Five reasons hacktivists can’t be stopped

But of course, there is a paradox at the heart of the hacktivists. They claim to be carrying out their attacks for the people,' but they will happily cripple companies who have perfectly moralistic employees working for them.

"Many of the attacks attributed to these organisations have caused trouble to ordinary people. As much as people may disagree with the digital rights attitudes of many companies, they may still be using their services and be hit by a DDoS against them," said Mika Jalava, CTO at Stonesoft.

The change in tack to a more peaceful form of protest, as seen with this week's campaign calling on people to ditch PayPal accounts, might be a reaction to this. But it won't stop the illegal attacks.

The fact is, hacktivists need the power of DDoS to remain a threat and they will hold onto it. This will help them stay alive for some time to come.

4. People power?

Hacktivists can also claim to have the backing of many non-hackers, something money-seeking cyber criminals don't have. This makes Anonymous and Co different, it gives them a romantic edge.

As this article is itself ironically highlighting, media organisations love to report on hacktivists. They are something different, something exciting almost. Not run of the mill crooks.

In turn, this supplies them with a more prominent platform to espouse their views and therefore influence.

They're not so bad at doing their own PR either, as recently shown in the targeting of The Sun during the phone hacking scandal.

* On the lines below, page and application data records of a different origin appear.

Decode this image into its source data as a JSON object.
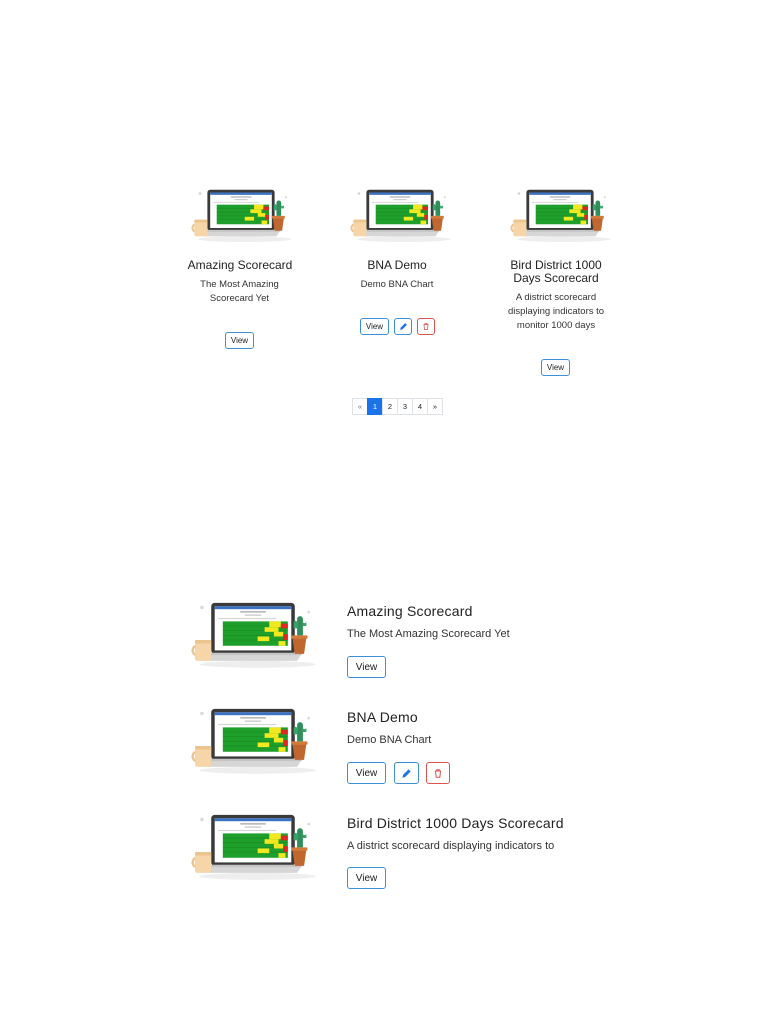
{
  "pagination": {
    "prev": "«",
    "next": "»",
    "pages": [
      "1",
      "2",
      "3",
      "4"
    ],
    "active": "1"
  },
  "scorecards": [
    {
      "title": "Amazing Scorecard",
      "description": "The Most Amazing Scorecard Yet",
      "view_label": "View",
      "editable": false
    },
    {
      "title": "BNA Demo",
      "description": "Demo BNA Chart",
      "view_label": "View",
      "editable": true
    },
    {
      "title": "Bird District 1000 Days Scorecard",
      "description": "A district scorecard displaying indicators to monitor 1000 days",
      "view_label": "View",
      "editable": false
    }
  ],
  "list_view": {
    "descriptions": [
      "The Most Amazing Scorecard Yet",
      "Demo BNA Chart",
      "A district scorecard displaying indicators to"
    ]
  },
  "icons": {
    "thumbnail": "scorecard-laptop-illustration",
    "edit": "pencil-icon",
    "delete": "trash-icon"
  },
  "colors": {
    "primary": "#1a73e8",
    "button_border": "#3d8fd6",
    "danger": "#d9534f",
    "cell_green": "#1e9e2a",
    "cell_yellow": "#f2e81f",
    "cell_red": "#e0281e"
  }
}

"Possibly they're being a little bolder than they have been recently, targeting the Murdoch empire because their target has attracted more anger than they have, though I think it's far from a foregone conclusion that they have as much data as they've claimed," said David Harley, senior research fellow at ESET.

"That could have been a ploy to appear more responsible' and deflect heat. Or simply to get more PR."

5. Anyone can be a target

The sheer range of organisations targeted by Anonymous and LulzSec has indicated they have no qualms about hitting anyone they feel like. Government bodies, financial institutions, news corporations - any company could be a target.

Anonymous' crosshairs could find their way onto any business, public or private.

So the final message is simply get yourself protected. Make sure your company can take the hit of a DDoS, or a more sophisticated strike, and educate workers on the dangers of targeted attacks. Not courting the attention of these hacking collectives would also be wise...

Tom Brewster

Tom Brewster is currently an associate editor at Forbes and an award-winning journalist who covers cyber security, surveillance, and privacy. Starting his career at ITPro as a staff writer and working up to a senior staff writer role, Tom has been covering the tech industry for more than ten years and is considered one of the leading journalists in his specialism.

He is a proud alum of the University of Sheffield where he secured an undergraduate degree in English Literature before undertaking a certification from General Assembly in web development.